┌────────
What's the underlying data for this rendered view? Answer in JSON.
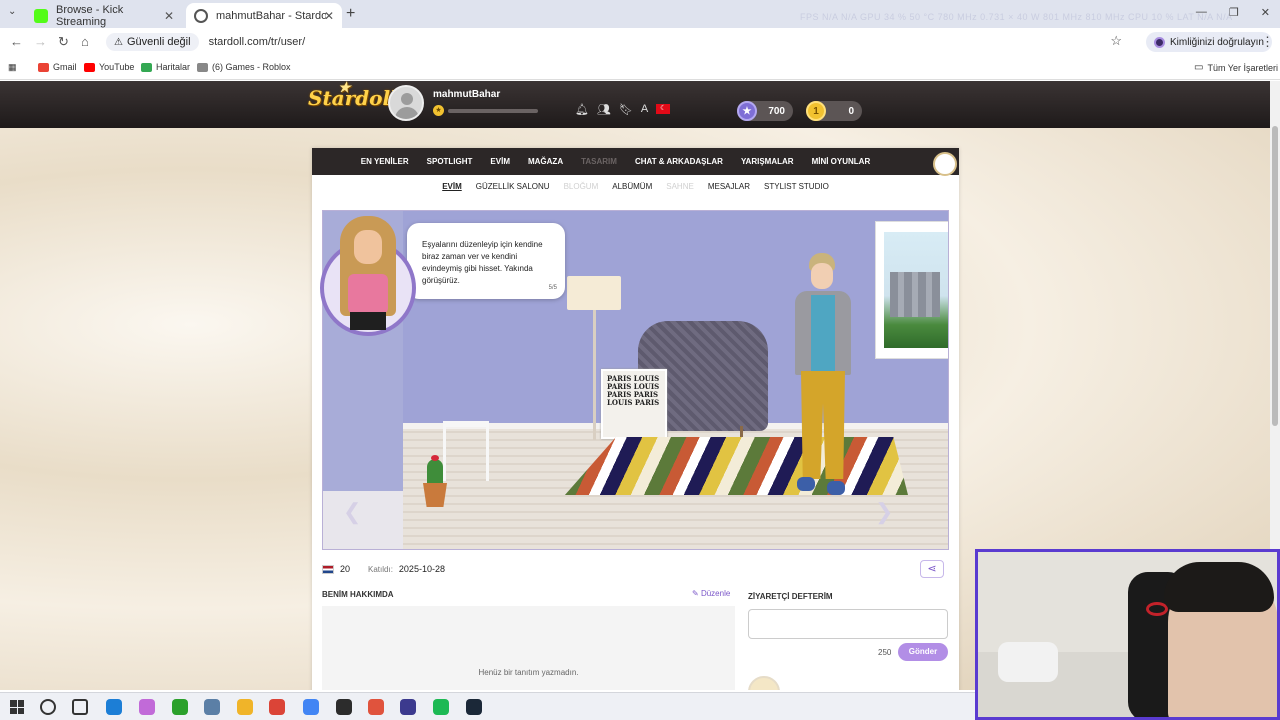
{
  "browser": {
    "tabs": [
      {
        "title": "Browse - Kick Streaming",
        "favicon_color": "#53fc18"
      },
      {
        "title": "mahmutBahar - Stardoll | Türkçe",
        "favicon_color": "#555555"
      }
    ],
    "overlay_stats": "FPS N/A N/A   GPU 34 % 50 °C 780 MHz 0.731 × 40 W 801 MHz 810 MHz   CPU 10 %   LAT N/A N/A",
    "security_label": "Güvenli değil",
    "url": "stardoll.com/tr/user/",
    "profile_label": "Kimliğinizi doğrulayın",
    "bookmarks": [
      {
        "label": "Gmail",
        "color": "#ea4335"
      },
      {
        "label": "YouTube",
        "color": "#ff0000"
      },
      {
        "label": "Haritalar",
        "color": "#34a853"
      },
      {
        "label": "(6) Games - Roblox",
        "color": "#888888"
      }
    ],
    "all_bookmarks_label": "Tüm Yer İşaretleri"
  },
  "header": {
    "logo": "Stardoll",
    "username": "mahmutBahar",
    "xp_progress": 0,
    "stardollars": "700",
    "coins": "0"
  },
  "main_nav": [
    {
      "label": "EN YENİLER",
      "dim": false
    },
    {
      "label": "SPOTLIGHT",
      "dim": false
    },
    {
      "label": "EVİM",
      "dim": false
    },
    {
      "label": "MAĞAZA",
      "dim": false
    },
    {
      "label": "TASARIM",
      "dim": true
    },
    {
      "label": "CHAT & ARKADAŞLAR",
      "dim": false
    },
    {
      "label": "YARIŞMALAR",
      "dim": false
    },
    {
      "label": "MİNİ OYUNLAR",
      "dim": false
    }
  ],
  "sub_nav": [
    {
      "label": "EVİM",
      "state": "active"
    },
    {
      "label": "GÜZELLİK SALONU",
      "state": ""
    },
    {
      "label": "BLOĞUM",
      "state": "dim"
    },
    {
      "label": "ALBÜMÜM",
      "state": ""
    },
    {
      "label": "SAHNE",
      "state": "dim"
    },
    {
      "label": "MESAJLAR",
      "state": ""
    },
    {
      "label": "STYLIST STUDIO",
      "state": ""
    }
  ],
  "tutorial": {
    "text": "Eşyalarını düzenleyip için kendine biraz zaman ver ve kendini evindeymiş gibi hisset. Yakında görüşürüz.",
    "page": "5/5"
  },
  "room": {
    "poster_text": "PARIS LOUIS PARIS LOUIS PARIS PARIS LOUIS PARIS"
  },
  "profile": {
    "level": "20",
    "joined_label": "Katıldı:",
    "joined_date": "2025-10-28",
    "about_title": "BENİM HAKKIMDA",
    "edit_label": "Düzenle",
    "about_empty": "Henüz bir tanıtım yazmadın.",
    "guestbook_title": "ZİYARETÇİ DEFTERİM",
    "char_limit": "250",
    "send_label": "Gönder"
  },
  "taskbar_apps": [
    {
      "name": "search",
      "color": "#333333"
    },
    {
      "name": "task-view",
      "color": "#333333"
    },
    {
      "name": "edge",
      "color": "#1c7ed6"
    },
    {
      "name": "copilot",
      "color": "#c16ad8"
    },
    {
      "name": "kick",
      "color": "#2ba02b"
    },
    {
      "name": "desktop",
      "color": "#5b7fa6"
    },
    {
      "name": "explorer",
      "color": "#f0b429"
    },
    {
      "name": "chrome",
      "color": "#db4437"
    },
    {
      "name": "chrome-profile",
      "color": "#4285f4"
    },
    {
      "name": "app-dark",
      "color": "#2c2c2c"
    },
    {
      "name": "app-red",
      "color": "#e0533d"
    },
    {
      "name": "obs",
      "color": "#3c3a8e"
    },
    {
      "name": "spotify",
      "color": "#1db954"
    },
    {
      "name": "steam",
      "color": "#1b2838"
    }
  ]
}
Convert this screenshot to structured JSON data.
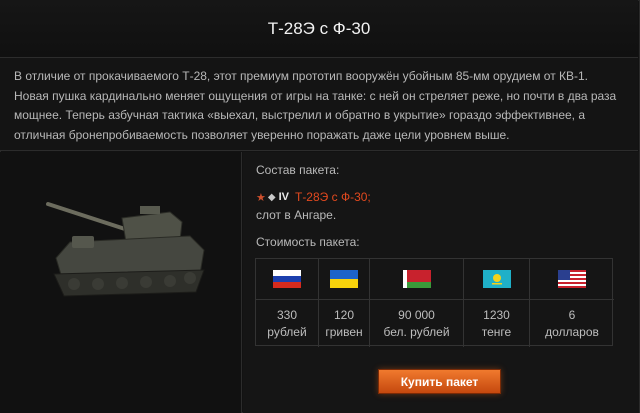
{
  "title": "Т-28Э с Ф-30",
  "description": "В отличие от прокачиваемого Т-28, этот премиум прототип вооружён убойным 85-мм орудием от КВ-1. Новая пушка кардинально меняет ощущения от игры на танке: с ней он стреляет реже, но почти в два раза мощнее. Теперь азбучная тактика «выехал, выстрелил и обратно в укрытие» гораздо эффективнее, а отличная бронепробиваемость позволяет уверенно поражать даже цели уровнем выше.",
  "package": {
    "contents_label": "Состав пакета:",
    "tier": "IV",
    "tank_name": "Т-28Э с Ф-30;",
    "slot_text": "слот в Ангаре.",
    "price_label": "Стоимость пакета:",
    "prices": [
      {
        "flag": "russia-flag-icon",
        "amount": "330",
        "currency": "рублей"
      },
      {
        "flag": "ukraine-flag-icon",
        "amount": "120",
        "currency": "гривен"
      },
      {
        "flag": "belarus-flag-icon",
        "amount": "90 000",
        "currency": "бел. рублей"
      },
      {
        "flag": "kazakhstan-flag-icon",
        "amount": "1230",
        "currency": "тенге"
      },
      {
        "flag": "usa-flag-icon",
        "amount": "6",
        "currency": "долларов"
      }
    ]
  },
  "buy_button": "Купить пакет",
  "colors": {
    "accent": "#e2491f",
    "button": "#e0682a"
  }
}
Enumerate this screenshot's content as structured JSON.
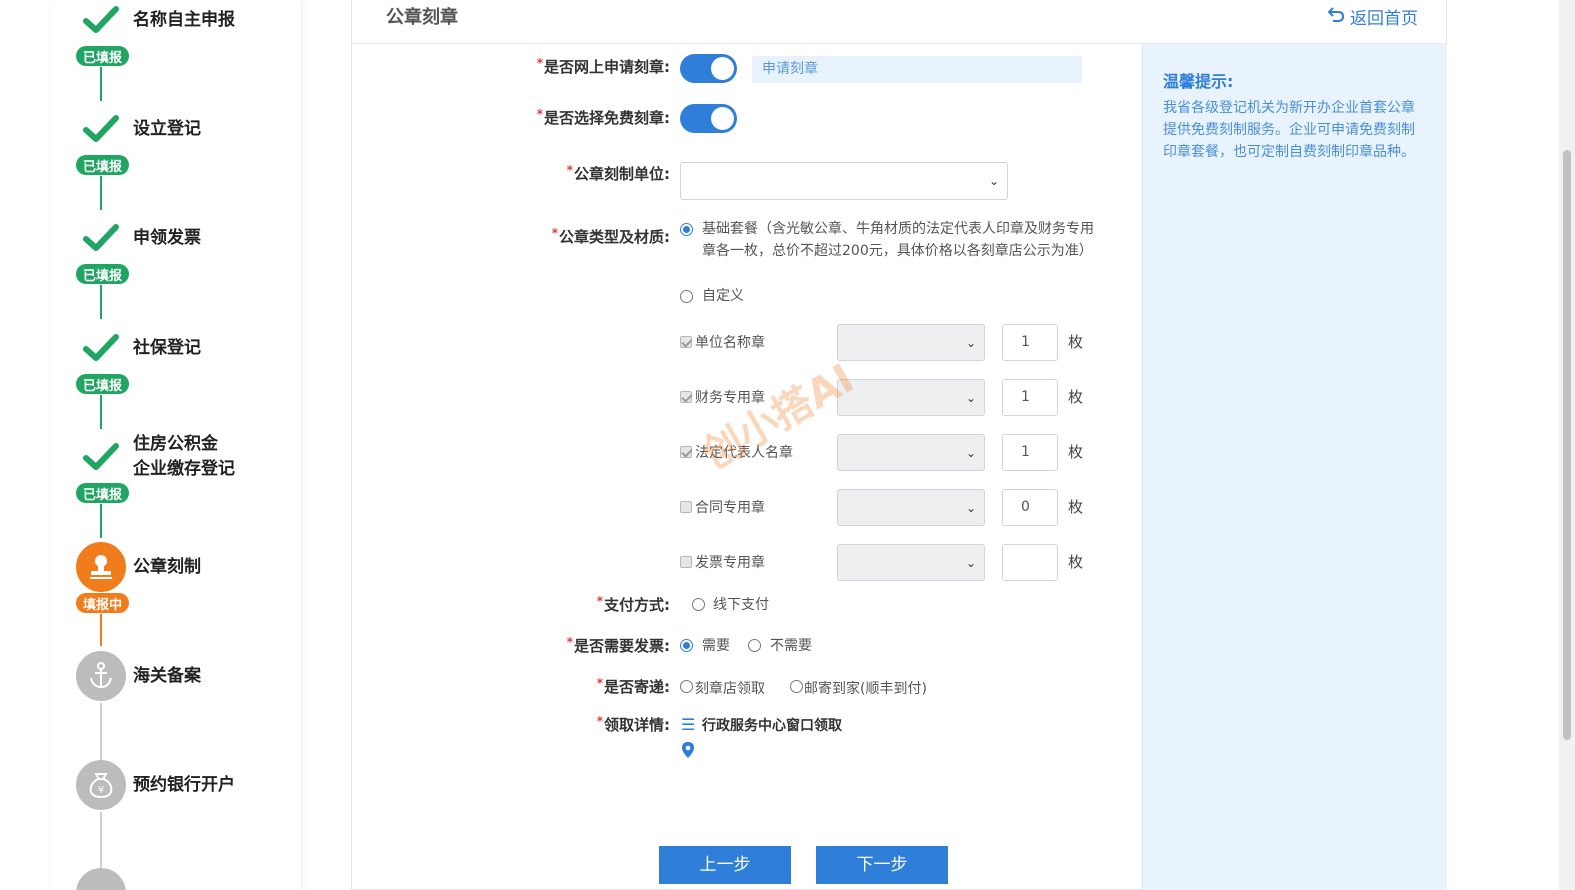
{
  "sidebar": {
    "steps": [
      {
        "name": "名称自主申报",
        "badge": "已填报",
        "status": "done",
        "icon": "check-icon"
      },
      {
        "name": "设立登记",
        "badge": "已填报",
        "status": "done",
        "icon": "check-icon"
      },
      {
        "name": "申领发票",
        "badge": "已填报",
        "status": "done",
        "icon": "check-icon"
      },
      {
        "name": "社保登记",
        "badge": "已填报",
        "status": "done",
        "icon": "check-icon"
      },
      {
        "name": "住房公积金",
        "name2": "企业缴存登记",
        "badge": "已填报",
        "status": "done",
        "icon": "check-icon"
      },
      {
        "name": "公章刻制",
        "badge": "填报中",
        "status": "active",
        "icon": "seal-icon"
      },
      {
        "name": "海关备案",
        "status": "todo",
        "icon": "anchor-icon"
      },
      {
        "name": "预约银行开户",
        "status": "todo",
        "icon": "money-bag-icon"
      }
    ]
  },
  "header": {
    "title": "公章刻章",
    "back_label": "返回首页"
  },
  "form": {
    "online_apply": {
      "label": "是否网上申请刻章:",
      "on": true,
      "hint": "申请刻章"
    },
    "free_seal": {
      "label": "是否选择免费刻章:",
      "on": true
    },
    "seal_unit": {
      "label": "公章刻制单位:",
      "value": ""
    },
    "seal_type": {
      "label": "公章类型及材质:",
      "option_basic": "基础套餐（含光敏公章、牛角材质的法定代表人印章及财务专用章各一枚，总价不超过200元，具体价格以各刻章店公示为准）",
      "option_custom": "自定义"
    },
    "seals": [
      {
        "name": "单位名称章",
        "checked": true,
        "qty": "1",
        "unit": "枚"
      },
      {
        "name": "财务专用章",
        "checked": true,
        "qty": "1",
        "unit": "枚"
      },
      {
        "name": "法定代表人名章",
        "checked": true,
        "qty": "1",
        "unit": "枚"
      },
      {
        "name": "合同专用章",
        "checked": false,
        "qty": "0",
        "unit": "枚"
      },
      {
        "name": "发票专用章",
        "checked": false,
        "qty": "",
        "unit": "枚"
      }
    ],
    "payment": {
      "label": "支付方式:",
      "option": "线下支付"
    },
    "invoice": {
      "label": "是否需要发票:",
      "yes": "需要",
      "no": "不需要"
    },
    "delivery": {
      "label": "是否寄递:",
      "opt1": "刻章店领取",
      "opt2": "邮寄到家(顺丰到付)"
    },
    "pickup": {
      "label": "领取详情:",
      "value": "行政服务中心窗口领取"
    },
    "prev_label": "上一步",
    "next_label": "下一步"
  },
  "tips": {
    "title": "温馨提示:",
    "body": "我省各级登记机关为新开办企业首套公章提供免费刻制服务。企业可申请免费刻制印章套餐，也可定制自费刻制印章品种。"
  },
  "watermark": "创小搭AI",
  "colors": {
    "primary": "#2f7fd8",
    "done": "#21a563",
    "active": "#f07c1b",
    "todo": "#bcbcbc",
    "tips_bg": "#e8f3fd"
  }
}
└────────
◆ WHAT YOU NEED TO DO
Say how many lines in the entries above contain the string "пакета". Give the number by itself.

◆ RESPONSE TO THIS EXERCISE
2